A small community of five villages along the Danube River in southern Hungary, Sárköz is celebrated for its highly distinctive style of folk art and dress. Peopled by Hungarians since 895 CE, the region’s swampy environment—and thus relative inaccessibility—ensured the survival of the villages even through 150 years of Ottoman Turkish occupation. These communities were among the first in Hungary to convert to Protestantism, setting themselves apart from surrounding Catholic communities by maintaining their Calvinist faith during the Counter Reformation of the fifteenth and sixteenth centuries.

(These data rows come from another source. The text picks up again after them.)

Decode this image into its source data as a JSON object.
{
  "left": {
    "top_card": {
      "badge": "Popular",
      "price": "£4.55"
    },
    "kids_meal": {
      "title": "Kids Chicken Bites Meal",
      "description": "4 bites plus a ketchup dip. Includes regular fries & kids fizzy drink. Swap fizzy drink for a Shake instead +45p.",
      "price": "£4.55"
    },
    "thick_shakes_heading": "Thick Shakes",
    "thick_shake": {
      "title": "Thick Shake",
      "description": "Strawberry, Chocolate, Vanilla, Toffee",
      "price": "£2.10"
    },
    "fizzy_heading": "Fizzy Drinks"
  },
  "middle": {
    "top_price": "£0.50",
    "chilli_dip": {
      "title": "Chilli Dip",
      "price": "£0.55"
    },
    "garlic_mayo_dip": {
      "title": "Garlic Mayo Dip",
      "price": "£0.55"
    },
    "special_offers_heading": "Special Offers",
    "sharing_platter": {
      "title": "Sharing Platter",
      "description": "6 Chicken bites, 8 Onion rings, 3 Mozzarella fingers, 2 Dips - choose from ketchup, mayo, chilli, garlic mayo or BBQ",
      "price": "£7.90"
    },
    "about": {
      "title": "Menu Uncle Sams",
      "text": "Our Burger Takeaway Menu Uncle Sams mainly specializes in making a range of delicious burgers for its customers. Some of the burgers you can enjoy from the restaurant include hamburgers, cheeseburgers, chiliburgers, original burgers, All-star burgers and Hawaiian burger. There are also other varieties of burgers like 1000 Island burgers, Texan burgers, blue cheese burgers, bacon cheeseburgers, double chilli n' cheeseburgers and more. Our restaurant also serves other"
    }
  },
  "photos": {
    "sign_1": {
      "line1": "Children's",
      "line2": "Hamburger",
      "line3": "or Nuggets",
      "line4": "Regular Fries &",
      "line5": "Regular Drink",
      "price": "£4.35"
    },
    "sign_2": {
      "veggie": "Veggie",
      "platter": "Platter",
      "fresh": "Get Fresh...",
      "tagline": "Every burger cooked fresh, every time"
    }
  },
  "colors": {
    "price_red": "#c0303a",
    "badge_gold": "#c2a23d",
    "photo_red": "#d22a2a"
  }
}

Fishing, animal husbandry, and viniculture were once the main sources of Sárköz’s economy; agriculture became dominant only in the second half of the nineteenth century, when the “taming” of the Danube created vast areas of fertile land that were ideal for cultivation. The resulting economic boom led to a blossoming of folk culture, which permeated all aspects of life, especially in the material culture reserved for special occasions. For example, the women’s clothing of Sárköz is perhaps the most ornamented and extravagant of Hungarian folk costumes in the Carpathian Basin.